Immigrants who appeared in federal district court in McAllen on Friday to face charges of illegal entry included two brothers separated from younger siblings and a cousin separated from a younger cousin, Olivares said at the courthouse.
The government still faces a backlog of families separated during the last two months, and it’s not clear how they plan to reunite them.
Of 2,300 children separated from their parents, 463 were quickly reunited after their parents returned from court to a Border Patrol processing center in the Rio Grand Valley, where most crossings have occurred, Padilla said.
But Olivares said that of the 381 parents he and other attorneys have interviewed at the McAllen courthouse, none had their children returned.
In a few cases, children were placed with other relatives in the U.S., he said.

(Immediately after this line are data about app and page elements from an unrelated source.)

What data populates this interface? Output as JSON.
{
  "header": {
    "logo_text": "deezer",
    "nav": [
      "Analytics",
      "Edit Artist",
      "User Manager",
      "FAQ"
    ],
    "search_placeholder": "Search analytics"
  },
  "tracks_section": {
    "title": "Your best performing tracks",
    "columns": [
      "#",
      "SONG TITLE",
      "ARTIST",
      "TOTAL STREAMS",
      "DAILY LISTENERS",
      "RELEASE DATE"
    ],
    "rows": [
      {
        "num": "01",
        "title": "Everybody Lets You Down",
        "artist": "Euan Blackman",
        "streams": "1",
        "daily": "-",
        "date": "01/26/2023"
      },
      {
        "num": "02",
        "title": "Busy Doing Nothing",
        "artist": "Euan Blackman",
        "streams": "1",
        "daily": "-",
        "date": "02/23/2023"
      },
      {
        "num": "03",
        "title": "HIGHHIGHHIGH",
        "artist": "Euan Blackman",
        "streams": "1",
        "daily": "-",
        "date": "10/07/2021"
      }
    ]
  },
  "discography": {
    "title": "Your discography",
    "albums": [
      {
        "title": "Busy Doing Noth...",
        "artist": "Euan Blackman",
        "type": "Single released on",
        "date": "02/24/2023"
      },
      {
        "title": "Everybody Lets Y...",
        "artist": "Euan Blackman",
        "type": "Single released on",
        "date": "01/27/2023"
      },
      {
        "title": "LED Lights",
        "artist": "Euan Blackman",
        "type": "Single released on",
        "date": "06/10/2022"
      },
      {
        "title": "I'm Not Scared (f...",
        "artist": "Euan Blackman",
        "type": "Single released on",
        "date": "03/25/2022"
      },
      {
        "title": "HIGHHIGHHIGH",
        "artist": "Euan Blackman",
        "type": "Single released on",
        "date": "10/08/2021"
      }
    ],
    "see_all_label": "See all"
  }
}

One parent told him she had to pay for her daughter’s airfare in order for her to be released to an aunt.
He said it was unclear how immigration authorities track families. Some relatives have called looking for children, and though his group tries to help, he said their names sometimes don’t appear in immigration records.
“We’re still trying to find many of them,” Olivares said. “Every night a child spends without a parent is one too many nights.”
Many of the parents remain detained by immigration, Olivares said.
At the meeting of officials, Norma Pimentel, a nun who runs a Catholic Charities respite center for immigrant families released by Border Patrol in McAllen, asked why some parents had been told they could be separated from their children for months.
Jose Gonzales, a field supervisor for the Department of Health and Human Services Office of Refugee Resettlement, said officials try to reunify children with their parents quickly.
They conduct DNA tests within seven to 10 days to verify that parents and children are related — and that the children are not being trafficked — as well as home studies and screenings to ensure parents don’t pose a threat to a child. Those “may take up to four months,” he said.
Some community leaders at the meeting said that was too long.
“To wait four months, my God, that’s agonizing,” said Daniel Garza, president of the Libre Initiative, a nonprofit Latino advocacy group.
Roger Rocha, president of the League of United Latin American Citizens civil rights group, called on the senators to find a legislative solution.
“These families can’t wait anymore. They can’t wait four months. The world is watching,” Rocha said.